Find the lines below that include the word "screenshot" and report how many there are, with no other text.

(Data about app and page elements)

------------

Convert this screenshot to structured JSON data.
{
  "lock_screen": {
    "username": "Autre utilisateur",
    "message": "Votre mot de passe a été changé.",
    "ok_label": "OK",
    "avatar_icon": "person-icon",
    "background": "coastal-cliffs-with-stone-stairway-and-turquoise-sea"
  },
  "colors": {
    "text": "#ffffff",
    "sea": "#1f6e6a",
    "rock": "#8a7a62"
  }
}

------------

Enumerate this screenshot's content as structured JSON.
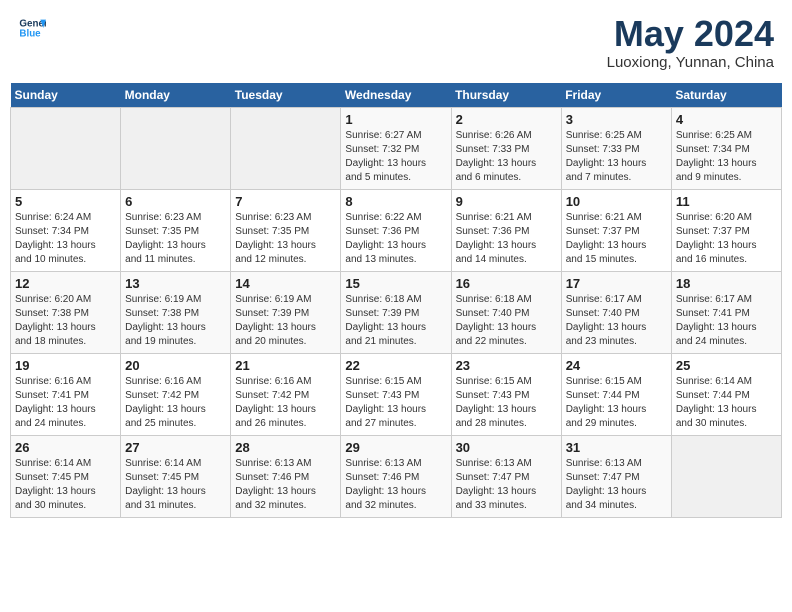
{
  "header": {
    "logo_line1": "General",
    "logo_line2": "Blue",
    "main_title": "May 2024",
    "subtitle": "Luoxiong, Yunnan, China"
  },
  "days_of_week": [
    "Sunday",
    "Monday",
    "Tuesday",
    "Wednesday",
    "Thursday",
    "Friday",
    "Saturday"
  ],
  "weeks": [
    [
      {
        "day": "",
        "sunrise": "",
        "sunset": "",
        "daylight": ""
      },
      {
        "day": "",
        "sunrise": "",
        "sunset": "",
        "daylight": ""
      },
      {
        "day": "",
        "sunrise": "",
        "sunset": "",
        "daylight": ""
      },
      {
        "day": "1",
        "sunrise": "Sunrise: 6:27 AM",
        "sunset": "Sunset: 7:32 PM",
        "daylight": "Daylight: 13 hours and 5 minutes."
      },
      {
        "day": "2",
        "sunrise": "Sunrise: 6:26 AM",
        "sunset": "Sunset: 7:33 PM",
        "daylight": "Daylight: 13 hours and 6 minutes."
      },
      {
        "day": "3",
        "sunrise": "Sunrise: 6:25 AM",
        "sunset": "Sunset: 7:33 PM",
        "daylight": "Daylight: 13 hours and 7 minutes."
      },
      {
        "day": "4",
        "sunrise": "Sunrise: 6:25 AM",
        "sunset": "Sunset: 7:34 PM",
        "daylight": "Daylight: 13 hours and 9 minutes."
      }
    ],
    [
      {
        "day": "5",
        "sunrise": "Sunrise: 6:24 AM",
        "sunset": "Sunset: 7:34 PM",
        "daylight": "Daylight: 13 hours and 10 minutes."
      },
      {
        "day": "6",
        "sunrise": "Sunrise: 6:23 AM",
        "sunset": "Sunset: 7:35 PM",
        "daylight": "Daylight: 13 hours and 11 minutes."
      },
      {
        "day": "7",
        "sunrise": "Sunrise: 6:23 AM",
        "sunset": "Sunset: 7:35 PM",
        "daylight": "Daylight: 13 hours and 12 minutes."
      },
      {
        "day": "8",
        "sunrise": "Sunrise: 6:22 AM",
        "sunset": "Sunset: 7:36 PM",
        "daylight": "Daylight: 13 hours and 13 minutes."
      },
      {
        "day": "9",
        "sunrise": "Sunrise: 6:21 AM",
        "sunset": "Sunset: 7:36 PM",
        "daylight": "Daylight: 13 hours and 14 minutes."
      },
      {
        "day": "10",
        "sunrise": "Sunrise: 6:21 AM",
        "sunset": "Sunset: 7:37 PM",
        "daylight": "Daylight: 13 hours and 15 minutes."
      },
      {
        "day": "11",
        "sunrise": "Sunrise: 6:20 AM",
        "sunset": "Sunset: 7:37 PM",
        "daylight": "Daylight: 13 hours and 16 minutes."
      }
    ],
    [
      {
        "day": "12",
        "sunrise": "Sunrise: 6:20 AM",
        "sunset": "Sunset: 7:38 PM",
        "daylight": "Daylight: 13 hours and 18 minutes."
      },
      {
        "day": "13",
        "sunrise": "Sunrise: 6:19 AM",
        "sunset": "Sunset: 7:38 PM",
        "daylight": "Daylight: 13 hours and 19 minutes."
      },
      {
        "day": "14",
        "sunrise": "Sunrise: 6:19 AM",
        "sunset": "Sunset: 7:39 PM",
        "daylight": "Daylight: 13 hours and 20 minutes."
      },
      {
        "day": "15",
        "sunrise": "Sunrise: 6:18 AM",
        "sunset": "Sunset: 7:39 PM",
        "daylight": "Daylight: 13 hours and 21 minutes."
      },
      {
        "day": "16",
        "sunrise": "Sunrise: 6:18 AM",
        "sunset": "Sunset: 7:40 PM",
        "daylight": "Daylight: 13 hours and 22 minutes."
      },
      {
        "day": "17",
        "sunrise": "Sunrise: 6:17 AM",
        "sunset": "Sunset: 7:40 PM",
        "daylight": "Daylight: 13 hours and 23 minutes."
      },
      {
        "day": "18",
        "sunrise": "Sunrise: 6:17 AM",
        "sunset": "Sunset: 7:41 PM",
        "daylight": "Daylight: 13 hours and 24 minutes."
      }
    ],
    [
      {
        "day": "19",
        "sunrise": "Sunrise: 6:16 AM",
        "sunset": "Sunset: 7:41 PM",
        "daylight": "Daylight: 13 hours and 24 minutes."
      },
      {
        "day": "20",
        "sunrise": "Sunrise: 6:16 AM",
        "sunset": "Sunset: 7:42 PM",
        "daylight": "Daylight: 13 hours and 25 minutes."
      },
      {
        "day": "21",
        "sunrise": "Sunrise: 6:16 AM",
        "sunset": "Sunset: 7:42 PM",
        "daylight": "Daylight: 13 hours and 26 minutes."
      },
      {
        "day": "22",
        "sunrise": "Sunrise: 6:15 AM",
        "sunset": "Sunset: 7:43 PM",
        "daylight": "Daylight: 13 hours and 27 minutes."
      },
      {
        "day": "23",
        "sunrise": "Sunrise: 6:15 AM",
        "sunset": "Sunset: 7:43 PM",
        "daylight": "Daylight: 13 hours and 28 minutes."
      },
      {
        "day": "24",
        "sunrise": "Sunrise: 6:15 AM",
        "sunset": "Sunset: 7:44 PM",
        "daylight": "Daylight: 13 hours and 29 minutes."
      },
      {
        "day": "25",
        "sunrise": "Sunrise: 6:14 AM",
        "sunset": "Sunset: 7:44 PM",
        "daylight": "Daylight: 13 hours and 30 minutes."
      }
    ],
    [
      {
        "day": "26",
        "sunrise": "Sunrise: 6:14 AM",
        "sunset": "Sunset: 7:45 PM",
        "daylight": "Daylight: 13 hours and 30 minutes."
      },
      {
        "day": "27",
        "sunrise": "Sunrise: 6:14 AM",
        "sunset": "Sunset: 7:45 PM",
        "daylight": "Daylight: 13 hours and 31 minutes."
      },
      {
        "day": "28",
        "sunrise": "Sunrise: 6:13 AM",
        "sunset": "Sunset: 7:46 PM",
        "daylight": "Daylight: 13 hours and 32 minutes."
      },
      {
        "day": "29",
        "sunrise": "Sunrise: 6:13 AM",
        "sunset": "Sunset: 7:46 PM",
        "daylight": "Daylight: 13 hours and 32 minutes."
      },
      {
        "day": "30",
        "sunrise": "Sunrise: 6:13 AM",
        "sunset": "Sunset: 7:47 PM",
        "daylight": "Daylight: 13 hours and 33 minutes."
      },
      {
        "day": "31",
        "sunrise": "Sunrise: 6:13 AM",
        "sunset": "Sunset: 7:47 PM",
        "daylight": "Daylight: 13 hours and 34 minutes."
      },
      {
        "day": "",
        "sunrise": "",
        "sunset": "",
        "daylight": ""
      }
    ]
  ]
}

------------

■ Written response:
2